Pamela Colloff is an executive editor at Texas Monthly and has written for the magazine since 1997. Her work has also appeared in the New Yorker and has been anthologized in Best American Magazine Writing, Best American Crime Reporting, Best American Non-Required Reading, and Next Wave: America’s New Generation of Great Literary Journalists.
Colloff is a four-time National Magazine Award finalist. She was nominated in 2001 for her article on school prayer, and then again in 2011 for her two-part series, “Innocence Lost” and “Innocence Found,” about wrongly-convicted death row inmate Anthony Graves. One month after the publication of “Innocence Lost,” the Burleson County district attorney’s office dropped all charges against Graves and released him from jail, where he had been awaiting retrial. Colloff’s article—an exhaustive examination of Graves’s case—was credited with helping Graves win his freedom after eighteen years behind bars.
In 2013 she was nominated twice more, for “Hannah and Andrew” and “The Innocent Man,” a two-part series about Michael Morton, a man who spent 25 years wrongfully imprisoned for the murder of his wife, Christine. The latter earned a National Magazine Award for Feature Writing.
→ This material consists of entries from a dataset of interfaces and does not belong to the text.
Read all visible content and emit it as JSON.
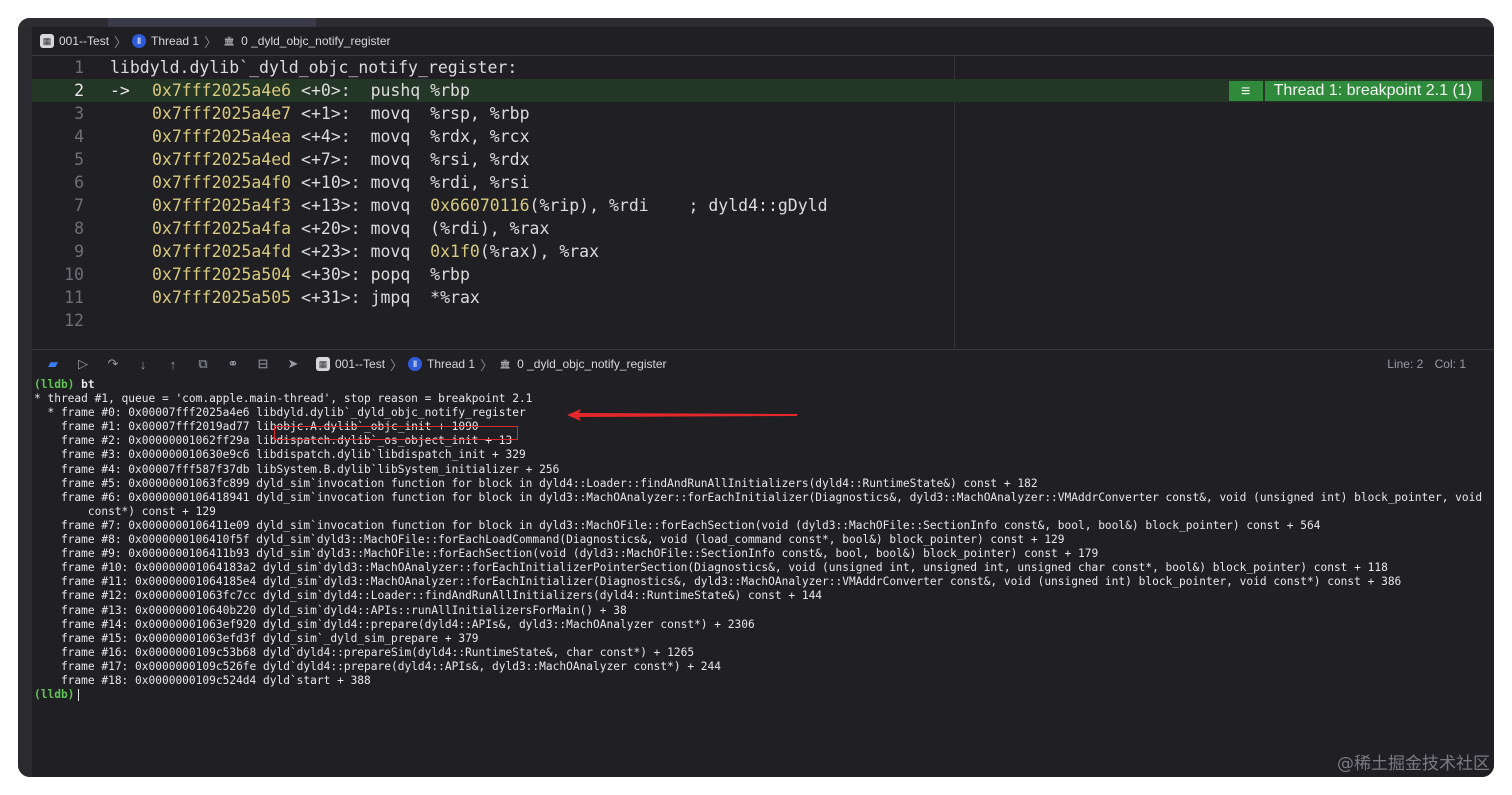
{
  "breadcrumb": {
    "target": "001--Test",
    "thread": "Thread 1",
    "function": "0 _dyld_objc_notify_register"
  },
  "editor": {
    "lines": [
      {
        "n": "1",
        "arrow": "",
        "addr": "",
        "offset": "",
        "op": "",
        "args": "",
        "comment": "",
        "raw": "libdyld.dylib`_dyld_objc_notify_register:"
      },
      {
        "n": "2",
        "arrow": "->",
        "addr": "0x7fff2025a4e6",
        "offset": " <+0>:  ",
        "op": "pushq ",
        "args": "%rbp",
        "comment": ""
      },
      {
        "n": "3",
        "arrow": "",
        "addr": "0x7fff2025a4e7",
        "offset": " <+1>:  ",
        "op": "movq  ",
        "args": "%rsp, %rbp",
        "comment": ""
      },
      {
        "n": "4",
        "arrow": "",
        "addr": "0x7fff2025a4ea",
        "offset": " <+4>:  ",
        "op": "movq  ",
        "args": "%rdx, %rcx",
        "comment": ""
      },
      {
        "n": "5",
        "arrow": "",
        "addr": "0x7fff2025a4ed",
        "offset": " <+7>:  ",
        "op": "movq  ",
        "args": "%rsi, %rdx",
        "comment": ""
      },
      {
        "n": "6",
        "arrow": "",
        "addr": "0x7fff2025a4f0",
        "offset": " <+10>: ",
        "op": "movq  ",
        "args": "%rdi, %rsi",
        "comment": ""
      },
      {
        "n": "7",
        "arrow": "",
        "addr": "0x7fff2025a4f3",
        "offset": " <+13>: ",
        "op": "movq  ",
        "argnum": "0x66070116",
        "args": "(%rip), %rdi",
        "comment": "    ; dyld4::gDyld"
      },
      {
        "n": "8",
        "arrow": "",
        "addr": "0x7fff2025a4fa",
        "offset": " <+20>: ",
        "op": "movq  ",
        "args": "(%rdi), %rax",
        "comment": ""
      },
      {
        "n": "9",
        "arrow": "",
        "addr": "0x7fff2025a4fd",
        "offset": " <+23>: ",
        "op": "movq  ",
        "argnum": "0x1f0",
        "args": "(%rax), %rax",
        "comment": ""
      },
      {
        "n": "10",
        "arrow": "",
        "addr": "0x7fff2025a504",
        "offset": " <+30>: ",
        "op": "popq  ",
        "args": "%rbp",
        "comment": ""
      },
      {
        "n": "11",
        "arrow": "",
        "addr": "0x7fff2025a505",
        "offset": " <+31>: ",
        "op": "jmpq  ",
        "args": "*%rax",
        "comment": ""
      },
      {
        "n": "12",
        "arrow": "",
        "addr": "",
        "offset": "",
        "op": "",
        "args": "",
        "comment": ""
      }
    ],
    "highlight_line": 2,
    "breakpoint_label": "Thread 1: breakpoint 2.1 (1)"
  },
  "debugbar": {
    "target": "001--Test",
    "thread": "Thread 1",
    "function": "0 _dyld_objc_notify_register",
    "line": "Line: 2",
    "col": "Col: 1"
  },
  "console": {
    "prompt": "(lldb)",
    "command": "bt",
    "lines": [
      "* thread #1, queue = 'com.apple.main-thread', stop reason = breakpoint 2.1",
      "  * frame #0: 0x00007fff2025a4e6 libdyld.dylib`_dyld_objc_notify_register",
      "    frame #1: 0x00007fff2019ad77 libobjc.A.dylib`_objc_init + 1090",
      "    frame #2: 0x00000001062ff29a libdispatch.dylib`_os_object_init + 13",
      "    frame #3: 0x000000010630e9c6 libdispatch.dylib`libdispatch_init + 329",
      "    frame #4: 0x00007fff587f37db libSystem.B.dylib`libSystem_initializer + 256",
      "    frame #5: 0x00000001063fc899 dyld_sim`invocation function for block in dyld4::Loader::findAndRunAllInitializers(dyld4::RuntimeState&) const + 182",
      "    frame #6: 0x0000000106418941 dyld_sim`invocation function for block in dyld3::MachOAnalyzer::forEachInitializer(Diagnostics&, dyld3::MachOAnalyzer::VMAddrConverter const&, void (unsigned int) block_pointer, void",
      "        const*) const + 129",
      "    frame #7: 0x0000000106411e09 dyld_sim`invocation function for block in dyld3::MachOFile::forEachSection(void (dyld3::MachOFile::SectionInfo const&, bool, bool&) block_pointer) const + 564",
      "    frame #8: 0x0000000106410f5f dyld_sim`dyld3::MachOFile::forEachLoadCommand(Diagnostics&, void (load_command const*, bool&) block_pointer) const + 129",
      "    frame #9: 0x0000000106411b93 dyld_sim`dyld3::MachOFile::forEachSection(void (dyld3::MachOFile::SectionInfo const&, bool, bool&) block_pointer) const + 179",
      "    frame #10: 0x00000001064183a2 dyld_sim`dyld3::MachOAnalyzer::forEachInitializerPointerSection(Diagnostics&, void (unsigned int, unsigned int, unsigned char const*, bool&) block_pointer) const + 118",
      "    frame #11: 0x00000001064185e4 dyld_sim`dyld3::MachOAnalyzer::forEachInitializer(Diagnostics&, dyld3::MachOAnalyzer::VMAddrConverter const&, void (unsigned int) block_pointer, void const*) const + 386",
      "    frame #12: 0x00000001063fc7cc dyld_sim`dyld4::Loader::findAndRunAllInitializers(dyld4::RuntimeState&) const + 144",
      "    frame #13: 0x000000010640b220 dyld_sim`dyld4::APIs::runAllInitializersForMain() + 38",
      "    frame #14: 0x00000001063ef920 dyld_sim`dyld4::prepare(dyld4::APIs&, dyld3::MachOAnalyzer const*) + 2306",
      "    frame #15: 0x00000001063efd3f dyld_sim`_dyld_sim_prepare + 379",
      "    frame #16: 0x0000000109c53b68 dyld`dyld4::prepareSim(dyld4::RuntimeState&, char const*) + 1265",
      "    frame #17: 0x0000000109c526fe dyld`dyld4::prepare(dyld4::APIs&, dyld3::MachOAnalyzer const*) + 244",
      "    frame #18: 0x0000000109c524d4 dyld`start + 388"
    ],
    "final_prompt": "(lldb)"
  },
  "watermark": "@稀土掘金技术社区",
  "colors": {
    "background": "#1f1f24",
    "highlight": "#243626",
    "breakpoint": "#2f8a3b",
    "address": "#d9c97c",
    "prompt": "#61c554",
    "annotation": "#e2282a"
  }
}
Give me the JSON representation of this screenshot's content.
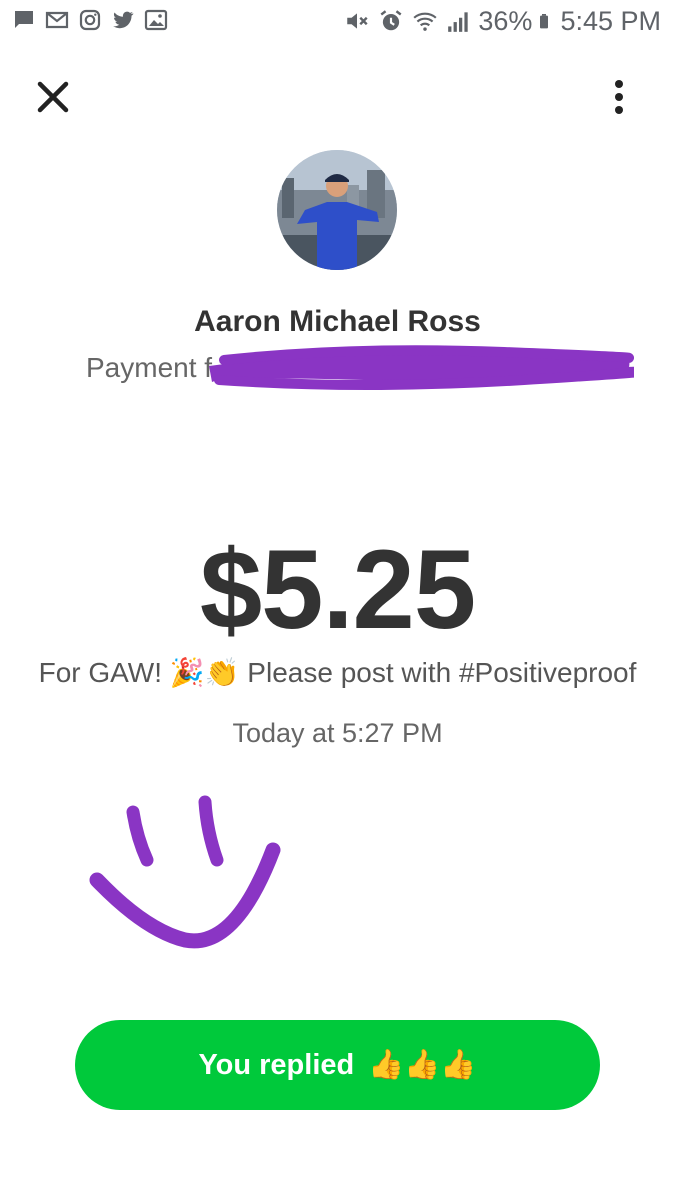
{
  "status_bar": {
    "battery": "36%",
    "time": "5:45 PM",
    "left_icons": [
      "message-icon",
      "gmail-icon",
      "instagram-icon",
      "twitter-icon",
      "gallery-icon"
    ],
    "right_icons": [
      "mute-icon",
      "alarm-icon",
      "wifi-icon",
      "signal-icon",
      "battery-icon"
    ]
  },
  "header": {
    "close_icon": "close-icon",
    "menu_icon": "more-vert-icon"
  },
  "payment": {
    "payer_name": "Aaron Michael Ross",
    "payment_prefix": "Payment f",
    "amount": "$5.25",
    "note_start": "For GAW! ",
    "note_emoji": "🎉👏",
    "note_end": " Please post with #Positiveproof",
    "timestamp": "Today at 5:27 PM"
  },
  "reply": {
    "label": "You replied",
    "emoji": "👍👍👍"
  },
  "colors": {
    "accent_green": "#00c93b",
    "redaction_purple": "#8a35c4",
    "text_dark": "#333333"
  }
}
In 2014, the Nieman Foundation for Journalism at Harvard University awarded her the Louis M. Lyons Award for Conscience and Integrity in Journalism.
Colloff holds a bachelor’s degree in English literature from Brown University and was raised in New York City. She lives in Austin with her husband and their two children.
The letter-sweater-wearing, pom-pom-shaking, pep-rally-leading girl next door has been a beloved Texas icon for generations. So why do so many people today— lawmakers and lawyers, preachers and feminists—think cheerleading is the root, root, root of all evil?
No one in McAllen saw Irene Garza leave Sacred Heart that night in 1960. The next morning, her car was still parked down the street from the church. She never came home.
A year after state legislators kicked tens of thousands of children off the taxpayer-funded health insurance rolls, our biggest public-policy problem has reached crisis proportions. And the bleeding shows no signs of letting up.
Eight years ago, 42 people in the West Texas town of Roby—7 percent of the population—pooled their money, bought lottery tickets, and won $46 million. And that's when their luck ran out.
Seventy-five Texans—sons and daughters, brothers and sisters—have died in Iraq since last March. Here are some of their final words.
Around the Piney Woods, most people will tell you that they know someone who’s addicted to homemade speed. Drug recovery centers are overwhelmed; court dockets are backed up; jails are filled. There’s no end in sight.
Before they had even cut a record, the five kids from Tyler who call themselves Eisley were the talk of the music business. Why? Let me draw you a picture.
Most of the 42,000 soldiers stationed at Fort Hood, one of the largest military installations in the world, are in Iraq or preparing to go. Meanwhile, the loved ones who are left behind wait—and hope they don't hear an unexpected knock at the door.
The town's name will forever be synonymous with one of the worst hate crimes in American history. But the story doesn't end there.
There are countless theories about why Dallas women are so crazy about makeup, but there's something approaching a consensus about the place to buy it. Which is why, against all odds, I found myself at the NorthPark Center Neiman's.
Every day the new politics of abortion play out at clinics like the one in Bryan-College Station, where emotions run high and Roe v. Wade is almost beside the point.
What has Sherron Watkins' life been like since she exposed the financial shenanigans of her colleagues at Enron? Well, she may be one of Time's "Persons of the Year," but she's not necessarily one of Houston's.
At this year's Miss Texas Teen USA pageant, girls from big cities and small towns stuffed their bras, slicked Vaseline across their teeth, and prayed that their thighs were toned enough. Anything for the crown.
Once upon a time, the Central Texas town of Crawford was like Mayberry: Everyone knew everyone, no one talked politics, and the air was ripe with the aroma of hogs. Then the leader of the free world bought a little place west of the Middle Bosque River, and nothing was ever the same again.